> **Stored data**
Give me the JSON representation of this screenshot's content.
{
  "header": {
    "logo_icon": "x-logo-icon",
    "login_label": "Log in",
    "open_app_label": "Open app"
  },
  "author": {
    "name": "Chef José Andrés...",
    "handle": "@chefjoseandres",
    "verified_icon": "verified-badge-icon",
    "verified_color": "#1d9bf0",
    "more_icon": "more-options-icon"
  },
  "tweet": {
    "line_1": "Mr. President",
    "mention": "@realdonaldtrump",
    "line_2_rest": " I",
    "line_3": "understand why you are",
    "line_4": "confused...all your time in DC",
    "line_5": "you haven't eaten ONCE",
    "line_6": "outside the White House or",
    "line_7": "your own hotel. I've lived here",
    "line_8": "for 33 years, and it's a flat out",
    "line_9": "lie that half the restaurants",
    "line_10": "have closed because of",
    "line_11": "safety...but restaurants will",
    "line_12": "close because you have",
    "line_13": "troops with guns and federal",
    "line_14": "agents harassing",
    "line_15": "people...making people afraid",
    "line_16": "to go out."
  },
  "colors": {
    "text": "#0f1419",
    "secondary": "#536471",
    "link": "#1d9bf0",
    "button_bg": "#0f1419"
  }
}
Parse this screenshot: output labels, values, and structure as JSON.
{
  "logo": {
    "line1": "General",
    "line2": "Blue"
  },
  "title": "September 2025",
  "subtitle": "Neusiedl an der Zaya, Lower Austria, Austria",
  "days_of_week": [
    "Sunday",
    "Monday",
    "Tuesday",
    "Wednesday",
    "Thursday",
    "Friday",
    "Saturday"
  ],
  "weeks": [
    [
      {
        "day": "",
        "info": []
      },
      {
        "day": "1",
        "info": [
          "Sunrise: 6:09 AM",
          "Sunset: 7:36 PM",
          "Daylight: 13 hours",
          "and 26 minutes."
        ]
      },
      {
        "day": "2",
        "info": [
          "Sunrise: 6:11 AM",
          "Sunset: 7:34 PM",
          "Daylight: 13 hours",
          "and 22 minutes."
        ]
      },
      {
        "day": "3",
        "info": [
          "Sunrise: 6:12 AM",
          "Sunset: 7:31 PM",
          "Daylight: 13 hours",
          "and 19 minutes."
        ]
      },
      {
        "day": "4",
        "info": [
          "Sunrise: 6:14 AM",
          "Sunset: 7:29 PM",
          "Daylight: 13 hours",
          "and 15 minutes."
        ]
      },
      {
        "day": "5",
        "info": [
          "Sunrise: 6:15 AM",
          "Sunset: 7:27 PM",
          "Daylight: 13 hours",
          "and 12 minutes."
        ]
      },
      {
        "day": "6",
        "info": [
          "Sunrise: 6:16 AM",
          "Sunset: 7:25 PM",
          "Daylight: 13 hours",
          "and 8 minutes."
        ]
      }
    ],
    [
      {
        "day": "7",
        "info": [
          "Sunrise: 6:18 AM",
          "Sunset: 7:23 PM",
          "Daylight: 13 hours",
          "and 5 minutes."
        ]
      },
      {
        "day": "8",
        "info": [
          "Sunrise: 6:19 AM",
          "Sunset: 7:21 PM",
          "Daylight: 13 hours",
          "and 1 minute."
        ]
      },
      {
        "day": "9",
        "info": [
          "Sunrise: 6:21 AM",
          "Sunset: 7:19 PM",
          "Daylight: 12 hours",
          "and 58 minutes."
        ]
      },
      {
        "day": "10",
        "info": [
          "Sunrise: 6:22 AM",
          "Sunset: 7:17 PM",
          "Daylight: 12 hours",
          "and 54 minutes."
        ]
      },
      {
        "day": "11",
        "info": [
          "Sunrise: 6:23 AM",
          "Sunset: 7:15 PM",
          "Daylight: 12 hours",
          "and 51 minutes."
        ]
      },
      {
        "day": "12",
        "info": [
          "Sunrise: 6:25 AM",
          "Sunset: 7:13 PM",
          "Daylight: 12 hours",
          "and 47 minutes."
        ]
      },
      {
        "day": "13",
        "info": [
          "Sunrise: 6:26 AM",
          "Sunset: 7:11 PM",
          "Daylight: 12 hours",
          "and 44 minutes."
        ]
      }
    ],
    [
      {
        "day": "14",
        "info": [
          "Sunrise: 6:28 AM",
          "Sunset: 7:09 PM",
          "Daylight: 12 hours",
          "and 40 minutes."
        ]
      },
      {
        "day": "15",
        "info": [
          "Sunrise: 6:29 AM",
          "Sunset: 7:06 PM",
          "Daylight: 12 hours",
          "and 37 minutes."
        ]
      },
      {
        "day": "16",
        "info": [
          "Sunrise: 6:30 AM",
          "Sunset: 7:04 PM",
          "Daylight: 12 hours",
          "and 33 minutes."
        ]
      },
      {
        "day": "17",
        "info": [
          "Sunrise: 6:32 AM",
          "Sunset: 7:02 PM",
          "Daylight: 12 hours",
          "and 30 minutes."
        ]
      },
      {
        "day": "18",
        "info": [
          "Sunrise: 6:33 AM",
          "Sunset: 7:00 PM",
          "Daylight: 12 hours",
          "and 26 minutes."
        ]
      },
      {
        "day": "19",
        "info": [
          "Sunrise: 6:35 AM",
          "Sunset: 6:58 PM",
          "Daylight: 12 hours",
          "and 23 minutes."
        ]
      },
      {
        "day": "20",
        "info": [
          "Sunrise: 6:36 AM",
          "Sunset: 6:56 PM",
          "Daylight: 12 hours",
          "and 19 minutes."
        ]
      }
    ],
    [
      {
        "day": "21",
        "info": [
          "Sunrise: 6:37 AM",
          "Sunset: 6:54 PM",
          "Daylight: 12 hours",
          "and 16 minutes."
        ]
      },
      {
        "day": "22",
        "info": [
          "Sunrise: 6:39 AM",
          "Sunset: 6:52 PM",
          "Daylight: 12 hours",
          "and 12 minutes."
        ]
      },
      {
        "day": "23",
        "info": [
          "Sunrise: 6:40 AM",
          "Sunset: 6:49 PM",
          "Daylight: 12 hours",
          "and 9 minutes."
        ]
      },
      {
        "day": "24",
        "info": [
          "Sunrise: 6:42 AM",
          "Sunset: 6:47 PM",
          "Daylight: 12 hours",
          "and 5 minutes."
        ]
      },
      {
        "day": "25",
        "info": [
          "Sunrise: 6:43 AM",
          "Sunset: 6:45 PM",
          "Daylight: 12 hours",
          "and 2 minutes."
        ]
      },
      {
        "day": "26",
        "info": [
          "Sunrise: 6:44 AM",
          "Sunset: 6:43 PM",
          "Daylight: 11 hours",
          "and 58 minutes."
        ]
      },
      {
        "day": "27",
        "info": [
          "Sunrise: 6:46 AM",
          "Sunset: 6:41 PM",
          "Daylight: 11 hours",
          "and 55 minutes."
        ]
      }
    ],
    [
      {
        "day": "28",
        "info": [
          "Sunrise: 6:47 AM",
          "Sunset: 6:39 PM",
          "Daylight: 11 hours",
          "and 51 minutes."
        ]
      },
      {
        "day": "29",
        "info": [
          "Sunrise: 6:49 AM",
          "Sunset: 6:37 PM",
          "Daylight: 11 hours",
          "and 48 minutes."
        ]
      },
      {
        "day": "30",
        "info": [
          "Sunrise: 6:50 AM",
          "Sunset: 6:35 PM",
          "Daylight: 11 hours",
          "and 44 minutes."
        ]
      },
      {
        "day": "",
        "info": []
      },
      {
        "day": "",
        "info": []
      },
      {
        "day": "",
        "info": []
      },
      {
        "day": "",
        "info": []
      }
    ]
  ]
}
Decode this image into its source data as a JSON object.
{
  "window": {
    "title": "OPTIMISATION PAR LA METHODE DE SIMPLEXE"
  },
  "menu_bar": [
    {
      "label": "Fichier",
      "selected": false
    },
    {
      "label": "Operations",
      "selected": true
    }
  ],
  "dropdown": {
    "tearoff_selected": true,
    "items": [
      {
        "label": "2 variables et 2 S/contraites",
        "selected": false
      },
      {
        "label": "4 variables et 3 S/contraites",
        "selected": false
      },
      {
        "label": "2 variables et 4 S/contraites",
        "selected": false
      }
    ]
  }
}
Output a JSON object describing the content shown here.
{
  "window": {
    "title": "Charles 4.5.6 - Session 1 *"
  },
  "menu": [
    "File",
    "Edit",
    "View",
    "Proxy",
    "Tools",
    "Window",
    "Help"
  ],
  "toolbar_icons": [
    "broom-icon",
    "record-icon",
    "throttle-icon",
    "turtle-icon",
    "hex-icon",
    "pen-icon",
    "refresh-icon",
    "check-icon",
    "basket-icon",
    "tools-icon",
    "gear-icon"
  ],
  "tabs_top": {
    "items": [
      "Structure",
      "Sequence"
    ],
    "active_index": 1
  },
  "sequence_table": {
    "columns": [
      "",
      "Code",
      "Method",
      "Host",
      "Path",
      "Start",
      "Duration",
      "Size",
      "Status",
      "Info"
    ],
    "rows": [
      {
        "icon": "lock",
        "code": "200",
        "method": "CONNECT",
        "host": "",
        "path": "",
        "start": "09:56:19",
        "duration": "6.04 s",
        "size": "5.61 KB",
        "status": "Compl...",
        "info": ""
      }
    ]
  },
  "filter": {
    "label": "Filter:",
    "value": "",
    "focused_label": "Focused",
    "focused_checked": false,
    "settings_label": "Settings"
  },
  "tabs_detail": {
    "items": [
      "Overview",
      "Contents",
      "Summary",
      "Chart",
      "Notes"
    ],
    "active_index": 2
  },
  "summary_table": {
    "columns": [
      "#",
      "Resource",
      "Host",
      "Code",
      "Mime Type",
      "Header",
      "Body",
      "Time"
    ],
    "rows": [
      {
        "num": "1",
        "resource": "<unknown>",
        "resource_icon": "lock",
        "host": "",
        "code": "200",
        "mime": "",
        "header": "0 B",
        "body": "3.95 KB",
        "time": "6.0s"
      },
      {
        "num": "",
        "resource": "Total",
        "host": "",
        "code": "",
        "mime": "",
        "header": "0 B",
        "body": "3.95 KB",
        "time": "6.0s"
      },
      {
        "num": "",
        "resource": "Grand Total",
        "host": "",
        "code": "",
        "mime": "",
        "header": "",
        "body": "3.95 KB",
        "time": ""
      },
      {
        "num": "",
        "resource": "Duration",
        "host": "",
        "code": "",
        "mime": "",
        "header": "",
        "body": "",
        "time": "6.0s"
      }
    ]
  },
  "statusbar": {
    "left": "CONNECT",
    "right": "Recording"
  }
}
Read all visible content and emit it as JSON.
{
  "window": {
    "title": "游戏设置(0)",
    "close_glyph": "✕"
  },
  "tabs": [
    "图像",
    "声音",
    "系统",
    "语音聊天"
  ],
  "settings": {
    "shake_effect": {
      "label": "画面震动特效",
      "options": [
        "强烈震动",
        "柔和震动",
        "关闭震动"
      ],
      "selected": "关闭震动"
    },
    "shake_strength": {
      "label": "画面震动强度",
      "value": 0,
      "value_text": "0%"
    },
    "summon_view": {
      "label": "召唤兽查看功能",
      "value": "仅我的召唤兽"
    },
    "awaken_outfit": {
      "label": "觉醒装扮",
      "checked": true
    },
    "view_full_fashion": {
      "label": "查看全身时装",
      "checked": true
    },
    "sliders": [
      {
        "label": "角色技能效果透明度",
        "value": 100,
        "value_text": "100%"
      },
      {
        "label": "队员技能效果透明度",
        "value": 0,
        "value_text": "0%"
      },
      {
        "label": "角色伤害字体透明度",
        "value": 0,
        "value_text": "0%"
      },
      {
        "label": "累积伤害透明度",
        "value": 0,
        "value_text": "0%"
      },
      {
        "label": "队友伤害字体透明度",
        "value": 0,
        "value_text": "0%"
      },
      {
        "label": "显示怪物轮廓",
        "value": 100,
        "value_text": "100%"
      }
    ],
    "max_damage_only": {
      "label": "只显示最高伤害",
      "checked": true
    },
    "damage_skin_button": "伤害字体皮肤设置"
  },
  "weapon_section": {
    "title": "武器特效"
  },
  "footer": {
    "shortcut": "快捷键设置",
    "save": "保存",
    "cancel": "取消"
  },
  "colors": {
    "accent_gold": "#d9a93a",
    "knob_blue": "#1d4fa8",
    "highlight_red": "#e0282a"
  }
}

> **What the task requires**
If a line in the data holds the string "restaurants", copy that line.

> **Output of the exercise**
    "line_9": "lie that half the restaurants",
    "line_11": "safety...but restaurants will",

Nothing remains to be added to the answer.